Task objective:
Would you repeat the listing below verbatim and drop the images?
◇ ◇ ◇ ◇
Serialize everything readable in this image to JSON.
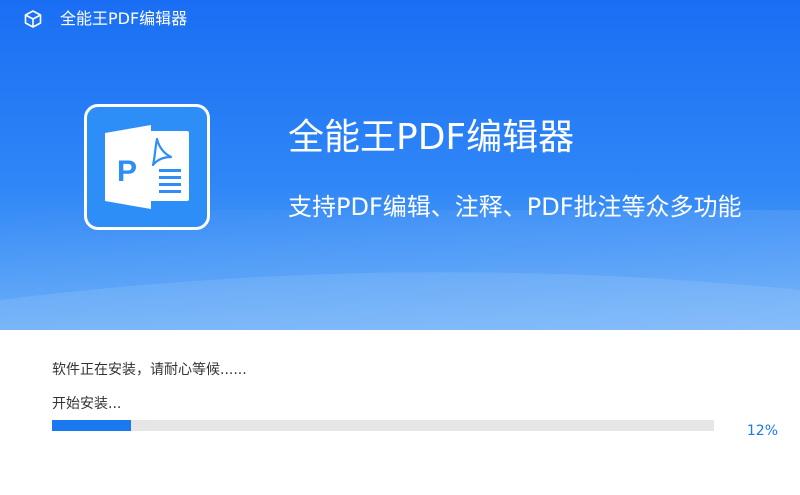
{
  "window": {
    "title": "全能王PDF编辑器",
    "icon": "cube-icon"
  },
  "hero": {
    "logo_icon": "pdf-document-icon",
    "title": "全能王PDF编辑器",
    "subtitle": "支持PDF编辑、注释、PDF批注等众多功能"
  },
  "install": {
    "status": "软件正在安装，请耐心等候......",
    "step": "开始安装...",
    "progress_percent": 12,
    "progress_label": "12%"
  },
  "colors": {
    "accent": "#1a78f0",
    "hero_top": "#1a6ef4",
    "hero_bottom": "#5fa8f8",
    "track": "#e6e6e6"
  }
}
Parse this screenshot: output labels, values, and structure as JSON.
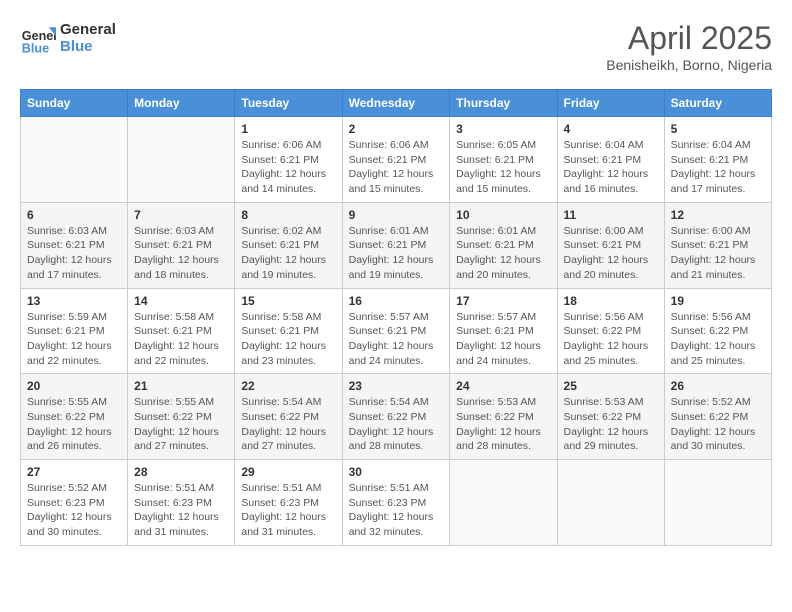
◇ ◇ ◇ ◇
Output for this exercise:
Serialize everything readable in this image to JSON.
{
  "window": {
    "title": "全能王PDF编辑器",
    "icon": "cube-icon"
  },
  "hero": {
    "logo_icon": "pdf-document-icon",
    "title": "全能王PDF编辑器",
    "subtitle": "支持PDF编辑、注释、PDF批注等众多功能"
  },
  "install": {
    "status": "软件正在安装，请耐心等候......",
    "step": "开始安装...",
    "progress_percent": 12,
    "progress_label": "12%"
  },
  "colors": {
    "accent": "#1a78f0",
    "hero_top": "#1a6ef4",
    "hero_bottom": "#5fa8f8",
    "track": "#e6e6e6"
  }
}
Parse this screenshot: output labels, values, and structure as JSON.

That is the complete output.